Try it
Go through the material below and return each line with the string "Carnegie" in it.

Entries shown
- Opening Delimiter -

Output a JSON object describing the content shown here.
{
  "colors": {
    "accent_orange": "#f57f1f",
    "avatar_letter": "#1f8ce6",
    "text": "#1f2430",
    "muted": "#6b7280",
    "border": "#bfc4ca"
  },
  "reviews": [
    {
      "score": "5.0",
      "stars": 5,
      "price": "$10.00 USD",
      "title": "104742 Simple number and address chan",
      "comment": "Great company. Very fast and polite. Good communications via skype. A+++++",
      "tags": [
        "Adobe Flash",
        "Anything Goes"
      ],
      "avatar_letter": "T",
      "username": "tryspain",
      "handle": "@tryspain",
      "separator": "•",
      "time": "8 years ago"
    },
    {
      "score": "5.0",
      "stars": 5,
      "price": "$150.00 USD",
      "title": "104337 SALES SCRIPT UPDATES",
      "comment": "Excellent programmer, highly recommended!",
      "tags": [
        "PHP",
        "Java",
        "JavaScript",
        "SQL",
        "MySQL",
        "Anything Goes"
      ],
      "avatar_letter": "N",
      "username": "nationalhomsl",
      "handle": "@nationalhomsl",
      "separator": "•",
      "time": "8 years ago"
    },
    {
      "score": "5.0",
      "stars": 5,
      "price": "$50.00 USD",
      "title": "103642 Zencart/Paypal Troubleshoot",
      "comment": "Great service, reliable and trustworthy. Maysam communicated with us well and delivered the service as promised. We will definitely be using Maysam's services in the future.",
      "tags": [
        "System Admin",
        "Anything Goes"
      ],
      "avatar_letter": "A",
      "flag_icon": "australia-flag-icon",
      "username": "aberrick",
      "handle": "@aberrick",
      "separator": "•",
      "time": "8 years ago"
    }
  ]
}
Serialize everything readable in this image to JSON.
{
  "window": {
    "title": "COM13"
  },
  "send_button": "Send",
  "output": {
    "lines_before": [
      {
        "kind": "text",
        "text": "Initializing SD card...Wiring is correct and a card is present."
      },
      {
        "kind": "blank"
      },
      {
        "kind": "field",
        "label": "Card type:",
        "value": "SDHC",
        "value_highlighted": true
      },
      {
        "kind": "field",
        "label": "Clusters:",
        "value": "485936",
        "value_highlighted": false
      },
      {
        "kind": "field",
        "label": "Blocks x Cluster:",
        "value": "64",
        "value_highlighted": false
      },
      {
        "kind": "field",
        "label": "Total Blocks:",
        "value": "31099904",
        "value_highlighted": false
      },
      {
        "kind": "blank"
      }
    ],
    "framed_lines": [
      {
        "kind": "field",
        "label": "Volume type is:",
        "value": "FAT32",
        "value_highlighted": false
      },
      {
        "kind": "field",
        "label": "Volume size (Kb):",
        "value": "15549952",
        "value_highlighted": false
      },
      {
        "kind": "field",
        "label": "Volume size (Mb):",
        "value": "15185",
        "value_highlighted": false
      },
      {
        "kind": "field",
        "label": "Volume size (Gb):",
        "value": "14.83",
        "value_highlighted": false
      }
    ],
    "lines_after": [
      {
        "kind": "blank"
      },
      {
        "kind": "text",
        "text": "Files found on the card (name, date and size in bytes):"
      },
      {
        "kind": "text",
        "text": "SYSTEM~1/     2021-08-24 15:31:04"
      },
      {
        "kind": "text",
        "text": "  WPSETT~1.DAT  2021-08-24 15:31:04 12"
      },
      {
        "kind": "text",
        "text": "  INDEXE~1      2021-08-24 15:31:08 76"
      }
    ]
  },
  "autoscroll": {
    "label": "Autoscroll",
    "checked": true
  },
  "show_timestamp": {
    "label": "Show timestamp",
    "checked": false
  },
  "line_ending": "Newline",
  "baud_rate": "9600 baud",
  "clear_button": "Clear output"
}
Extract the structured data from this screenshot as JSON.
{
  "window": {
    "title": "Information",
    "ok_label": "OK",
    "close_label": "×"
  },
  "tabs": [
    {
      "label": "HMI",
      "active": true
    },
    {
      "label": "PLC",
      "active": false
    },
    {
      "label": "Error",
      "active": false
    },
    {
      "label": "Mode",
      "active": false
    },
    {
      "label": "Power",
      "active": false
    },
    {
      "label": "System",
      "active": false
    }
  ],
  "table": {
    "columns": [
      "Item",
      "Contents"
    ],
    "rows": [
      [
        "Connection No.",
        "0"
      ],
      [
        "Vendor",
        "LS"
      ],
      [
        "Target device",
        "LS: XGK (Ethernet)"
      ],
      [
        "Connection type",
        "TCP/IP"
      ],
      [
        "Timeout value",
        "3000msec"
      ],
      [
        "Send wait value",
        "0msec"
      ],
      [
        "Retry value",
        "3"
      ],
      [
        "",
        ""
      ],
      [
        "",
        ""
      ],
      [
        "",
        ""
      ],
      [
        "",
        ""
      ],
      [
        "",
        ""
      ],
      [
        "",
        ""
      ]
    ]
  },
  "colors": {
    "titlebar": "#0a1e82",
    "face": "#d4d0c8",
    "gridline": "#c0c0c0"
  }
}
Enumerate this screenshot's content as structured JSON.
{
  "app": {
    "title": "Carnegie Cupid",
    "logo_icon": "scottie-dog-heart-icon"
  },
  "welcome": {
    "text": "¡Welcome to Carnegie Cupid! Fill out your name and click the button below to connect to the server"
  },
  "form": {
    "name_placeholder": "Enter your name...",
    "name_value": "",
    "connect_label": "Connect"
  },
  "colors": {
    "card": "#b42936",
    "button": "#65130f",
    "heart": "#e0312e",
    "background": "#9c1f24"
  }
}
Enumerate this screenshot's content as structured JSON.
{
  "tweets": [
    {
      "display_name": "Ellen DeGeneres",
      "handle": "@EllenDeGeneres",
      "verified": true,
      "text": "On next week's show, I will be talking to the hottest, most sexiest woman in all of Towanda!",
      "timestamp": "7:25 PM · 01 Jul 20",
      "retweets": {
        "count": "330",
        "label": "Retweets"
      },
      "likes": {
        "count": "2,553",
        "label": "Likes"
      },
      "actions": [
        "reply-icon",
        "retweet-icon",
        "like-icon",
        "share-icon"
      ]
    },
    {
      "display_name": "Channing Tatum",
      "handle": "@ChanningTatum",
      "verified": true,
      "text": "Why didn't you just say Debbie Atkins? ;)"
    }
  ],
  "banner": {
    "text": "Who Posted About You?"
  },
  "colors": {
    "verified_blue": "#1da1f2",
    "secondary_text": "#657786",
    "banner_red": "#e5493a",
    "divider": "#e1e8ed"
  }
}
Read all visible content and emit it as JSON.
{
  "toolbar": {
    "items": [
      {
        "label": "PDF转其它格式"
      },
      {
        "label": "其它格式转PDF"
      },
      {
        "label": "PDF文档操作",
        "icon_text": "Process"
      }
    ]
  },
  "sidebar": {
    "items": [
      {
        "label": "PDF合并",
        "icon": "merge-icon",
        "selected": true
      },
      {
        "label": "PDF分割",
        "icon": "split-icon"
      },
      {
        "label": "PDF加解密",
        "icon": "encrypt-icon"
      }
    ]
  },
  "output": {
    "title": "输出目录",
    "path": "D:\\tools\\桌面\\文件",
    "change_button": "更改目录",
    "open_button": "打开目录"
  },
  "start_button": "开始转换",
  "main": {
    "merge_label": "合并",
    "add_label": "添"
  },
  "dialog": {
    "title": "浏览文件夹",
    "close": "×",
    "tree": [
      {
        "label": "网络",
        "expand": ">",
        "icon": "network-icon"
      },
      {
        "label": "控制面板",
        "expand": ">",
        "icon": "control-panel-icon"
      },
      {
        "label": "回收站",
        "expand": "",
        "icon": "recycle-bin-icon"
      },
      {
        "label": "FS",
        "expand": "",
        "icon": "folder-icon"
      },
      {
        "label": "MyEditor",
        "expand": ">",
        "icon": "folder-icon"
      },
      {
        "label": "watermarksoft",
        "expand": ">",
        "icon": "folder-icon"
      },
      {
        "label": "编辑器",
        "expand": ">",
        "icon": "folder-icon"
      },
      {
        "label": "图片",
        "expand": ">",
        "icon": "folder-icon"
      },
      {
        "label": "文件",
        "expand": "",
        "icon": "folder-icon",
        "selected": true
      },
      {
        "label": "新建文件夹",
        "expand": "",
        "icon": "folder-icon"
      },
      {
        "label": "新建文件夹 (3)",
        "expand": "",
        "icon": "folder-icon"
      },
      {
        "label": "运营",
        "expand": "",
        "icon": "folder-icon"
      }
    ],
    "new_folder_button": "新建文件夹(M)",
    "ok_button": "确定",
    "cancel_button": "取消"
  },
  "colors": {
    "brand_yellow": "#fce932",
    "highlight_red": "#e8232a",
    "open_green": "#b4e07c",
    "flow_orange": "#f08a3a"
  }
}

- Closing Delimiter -

Problem solution
    "title": "Carnegie Cupid",
    "text": "¡Welcome to Carnegie Cupid! Fill out your name and click the button below to connect to the server"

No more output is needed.